- **DESCRIPTION OF THE TASK**
Every entry has to be output exactly, with none skipped.

- **RECORD SET**
╔══

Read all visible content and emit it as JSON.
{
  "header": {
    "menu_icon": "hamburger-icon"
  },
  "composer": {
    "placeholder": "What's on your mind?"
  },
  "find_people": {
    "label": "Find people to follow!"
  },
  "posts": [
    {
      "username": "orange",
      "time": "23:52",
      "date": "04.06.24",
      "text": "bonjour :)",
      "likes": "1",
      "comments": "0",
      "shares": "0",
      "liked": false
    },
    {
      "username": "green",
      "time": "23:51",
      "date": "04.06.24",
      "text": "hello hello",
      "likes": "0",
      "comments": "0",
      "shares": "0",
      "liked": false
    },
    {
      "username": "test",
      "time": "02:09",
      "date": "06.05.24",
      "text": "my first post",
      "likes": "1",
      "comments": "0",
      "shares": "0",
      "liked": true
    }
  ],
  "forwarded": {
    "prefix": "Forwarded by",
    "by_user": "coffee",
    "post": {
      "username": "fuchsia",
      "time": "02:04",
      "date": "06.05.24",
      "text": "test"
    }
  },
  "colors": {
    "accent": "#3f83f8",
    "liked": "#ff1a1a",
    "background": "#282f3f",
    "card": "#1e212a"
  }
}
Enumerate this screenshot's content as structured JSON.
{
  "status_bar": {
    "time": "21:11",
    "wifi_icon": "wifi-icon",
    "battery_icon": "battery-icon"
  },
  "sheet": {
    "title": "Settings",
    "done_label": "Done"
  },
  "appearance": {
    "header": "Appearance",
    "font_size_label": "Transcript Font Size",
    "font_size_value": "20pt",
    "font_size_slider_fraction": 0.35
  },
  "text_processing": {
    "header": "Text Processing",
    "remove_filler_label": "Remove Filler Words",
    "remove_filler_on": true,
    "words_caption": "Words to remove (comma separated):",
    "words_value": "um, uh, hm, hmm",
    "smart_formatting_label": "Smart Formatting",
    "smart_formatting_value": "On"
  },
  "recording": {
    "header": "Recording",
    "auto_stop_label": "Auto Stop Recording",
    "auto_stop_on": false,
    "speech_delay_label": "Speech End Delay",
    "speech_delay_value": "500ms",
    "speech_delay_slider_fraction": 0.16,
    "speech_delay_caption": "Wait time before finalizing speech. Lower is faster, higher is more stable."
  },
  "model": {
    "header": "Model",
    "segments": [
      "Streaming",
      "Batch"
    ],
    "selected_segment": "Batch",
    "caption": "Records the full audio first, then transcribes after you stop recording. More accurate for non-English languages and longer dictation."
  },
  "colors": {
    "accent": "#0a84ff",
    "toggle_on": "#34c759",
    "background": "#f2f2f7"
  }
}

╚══

- **RESULT FOR THIS EXERCISE**
Read all visible content and emit it as JSON.
{
  "header": {
    "menu_icon": "hamburger-icon"
  },
  "composer": {
    "placeholder": "What's on your mind?"
  },
  "find_people": {
    "label": "Find people to follow!"
  },
  "posts": [
    {
      "username": "orange",
      "time": "23:52",
      "date": "04.06.24",
      "text": "bonjour :)",
      "likes": "1",
      "comments": "0",
      "shares": "0",
      "liked": false
    },
    {
      "username": "green",
      "time": "23:51",
      "date": "04.06.24",
      "text": "hello hello",
      "likes": "0",
      "comments": "0",
      "shares": "0",
      "liked": false
    },
    {
      "username": "test",
      "time": "02:09",
      "date": "06.05.24",
      "text": "my first post",
      "likes": "1",
      "comments": "0",
      "shares": "0",
      "liked": true
    }
  ],
  "forwarded": {
    "prefix": "Forwarded by",
    "by_user": "coffee",
    "post": {
      "username": "fuchsia",
      "time": "02:04",
      "date": "06.05.24",
      "text": "test"
    }
  },
  "colors": {
    "accent": "#3f83f8",
    "liked": "#ff1a1a",
    "background": "#282f3f",
    "card": "#1e212a"
  }
}
Enumerate this screenshot's content as structured JSON.
{
  "status_bar": {
    "time": "21:11",
    "wifi_icon": "wifi-icon",
    "battery_icon": "battery-icon"
  },
  "sheet": {
    "title": "Settings",
    "done_label": "Done"
  },
  "appearance": {
    "header": "Appearance",
    "font_size_label": "Transcript Font Size",
    "font_size_value": "20pt",
    "font_size_slider_fraction": 0.35
  },
  "text_processing": {
    "header": "Text Processing",
    "remove_filler_label": "Remove Filler Words",
    "remove_filler_on": true,
    "words_caption": "Words to remove (comma separated):",
    "words_value": "um, uh, hm, hmm",
    "smart_formatting_label": "Smart Formatting",
    "smart_formatting_value": "On"
  },
  "recording": {
    "header": "Recording",
    "auto_stop_label": "Auto Stop Recording",
    "auto_stop_on": false,
    "speech_delay_label": "Speech End Delay",
    "speech_delay_value": "500ms",
    "speech_delay_slider_fraction": 0.16,
    "speech_delay_caption": "Wait time before finalizing speech. Lower is faster, higher is more stable."
  },
  "model": {
    "header": "Model",
    "segments": [
      "Streaming",
      "Batch"
    ],
    "selected_segment": "Batch",
    "caption": "Records the full audio first, then transcribes after you stop recording. More accurate for non-English languages and longer dictation."
  },
  "colors": {
    "accent": "#0a84ff",
    "toggle_on": "#34c759",
    "background": "#f2f2f7"
  }
}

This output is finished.